Records contained in a dataset:
# # # # #

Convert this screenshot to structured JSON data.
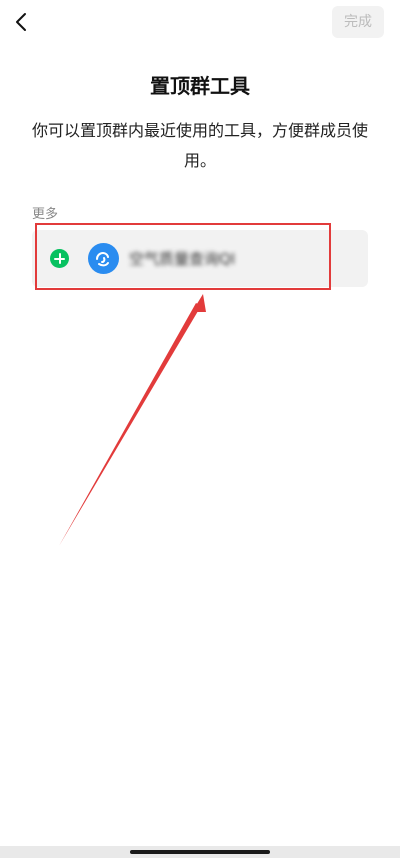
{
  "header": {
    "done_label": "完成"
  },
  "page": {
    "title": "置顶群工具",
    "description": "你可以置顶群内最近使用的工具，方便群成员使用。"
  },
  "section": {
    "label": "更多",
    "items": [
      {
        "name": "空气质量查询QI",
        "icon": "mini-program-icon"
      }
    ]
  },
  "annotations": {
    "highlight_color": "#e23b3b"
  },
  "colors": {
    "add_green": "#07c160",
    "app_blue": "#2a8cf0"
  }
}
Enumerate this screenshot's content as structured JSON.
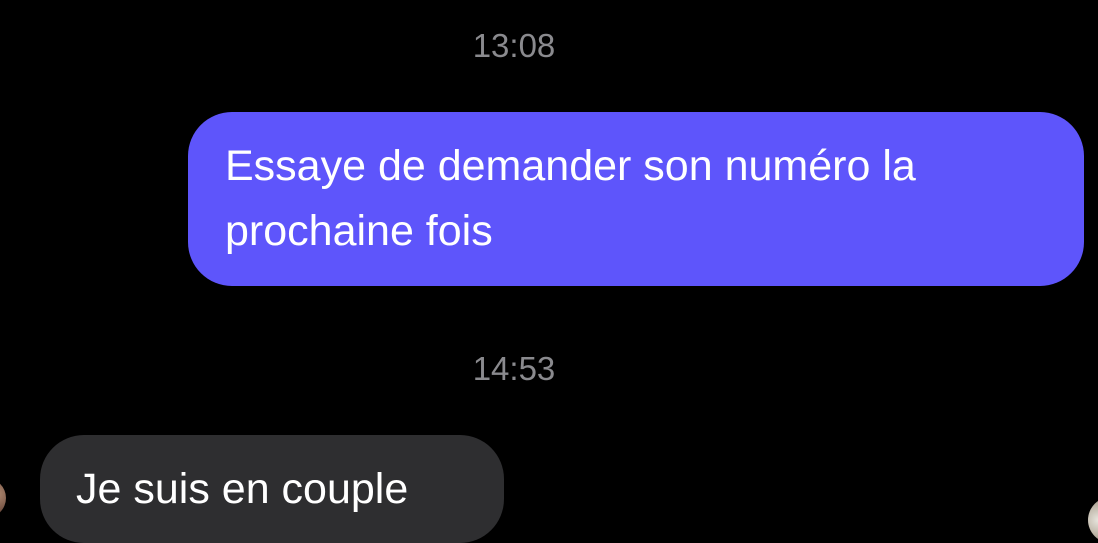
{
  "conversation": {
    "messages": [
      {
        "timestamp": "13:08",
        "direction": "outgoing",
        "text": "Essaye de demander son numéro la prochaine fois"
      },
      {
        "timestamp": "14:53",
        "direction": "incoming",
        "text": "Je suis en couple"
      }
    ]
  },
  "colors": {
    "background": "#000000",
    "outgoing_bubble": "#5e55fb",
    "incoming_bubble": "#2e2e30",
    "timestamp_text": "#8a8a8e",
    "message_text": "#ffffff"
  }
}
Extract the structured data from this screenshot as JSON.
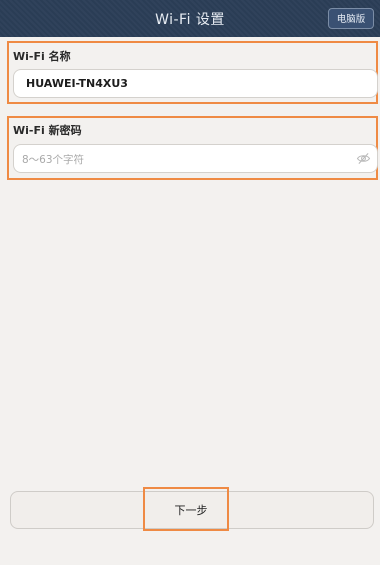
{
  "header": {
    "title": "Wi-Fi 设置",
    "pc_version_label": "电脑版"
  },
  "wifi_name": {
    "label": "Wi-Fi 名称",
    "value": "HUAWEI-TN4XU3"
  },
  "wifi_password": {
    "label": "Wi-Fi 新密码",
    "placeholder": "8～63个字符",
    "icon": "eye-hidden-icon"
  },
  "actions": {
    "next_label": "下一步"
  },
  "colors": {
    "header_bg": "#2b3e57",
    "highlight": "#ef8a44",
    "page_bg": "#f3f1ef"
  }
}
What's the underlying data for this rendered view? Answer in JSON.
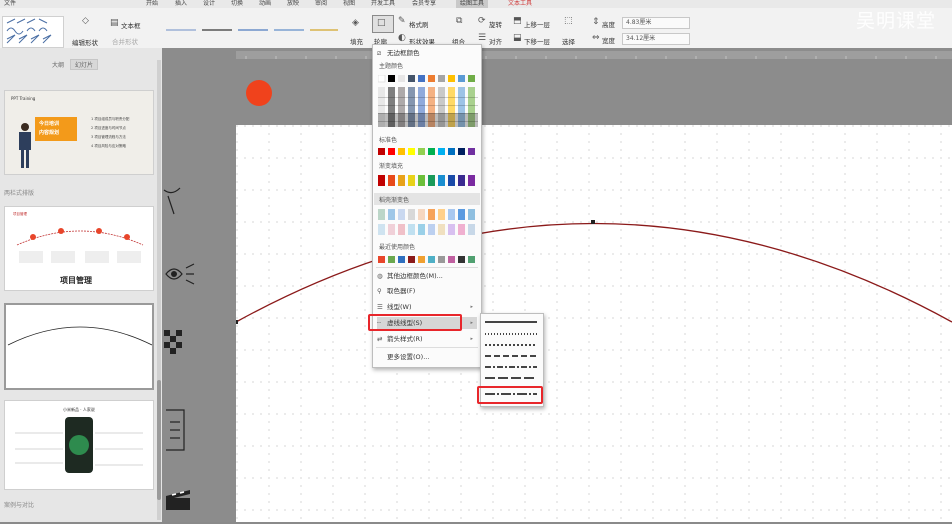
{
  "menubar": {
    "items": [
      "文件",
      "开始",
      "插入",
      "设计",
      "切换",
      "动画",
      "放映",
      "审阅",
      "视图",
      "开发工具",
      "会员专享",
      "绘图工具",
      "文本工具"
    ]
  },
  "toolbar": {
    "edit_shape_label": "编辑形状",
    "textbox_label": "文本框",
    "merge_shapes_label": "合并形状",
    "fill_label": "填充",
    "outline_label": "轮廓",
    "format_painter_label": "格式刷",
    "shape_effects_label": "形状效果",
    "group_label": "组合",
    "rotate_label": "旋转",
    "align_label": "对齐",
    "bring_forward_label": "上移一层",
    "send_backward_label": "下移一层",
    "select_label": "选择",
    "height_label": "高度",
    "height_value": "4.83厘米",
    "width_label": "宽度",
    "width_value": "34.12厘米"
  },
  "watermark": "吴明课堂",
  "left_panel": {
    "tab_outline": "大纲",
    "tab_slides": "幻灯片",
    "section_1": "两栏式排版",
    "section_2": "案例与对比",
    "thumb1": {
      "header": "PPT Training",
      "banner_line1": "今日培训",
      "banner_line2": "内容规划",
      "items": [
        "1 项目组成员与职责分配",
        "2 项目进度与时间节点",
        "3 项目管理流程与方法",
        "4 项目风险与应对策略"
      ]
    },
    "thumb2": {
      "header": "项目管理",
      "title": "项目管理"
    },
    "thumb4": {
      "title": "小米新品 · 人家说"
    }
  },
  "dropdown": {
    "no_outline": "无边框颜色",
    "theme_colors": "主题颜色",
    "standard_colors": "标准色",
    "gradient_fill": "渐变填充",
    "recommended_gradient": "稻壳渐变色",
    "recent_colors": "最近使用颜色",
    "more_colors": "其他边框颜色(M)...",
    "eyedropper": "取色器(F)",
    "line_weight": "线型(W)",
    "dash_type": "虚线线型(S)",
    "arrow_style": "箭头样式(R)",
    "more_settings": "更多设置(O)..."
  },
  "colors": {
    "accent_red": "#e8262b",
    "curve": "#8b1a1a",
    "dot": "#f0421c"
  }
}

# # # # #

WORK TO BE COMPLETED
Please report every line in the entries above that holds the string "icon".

TASK ANSWER
        "icon": "mini-program-icon"
    "icon": "eye-hidden-icon"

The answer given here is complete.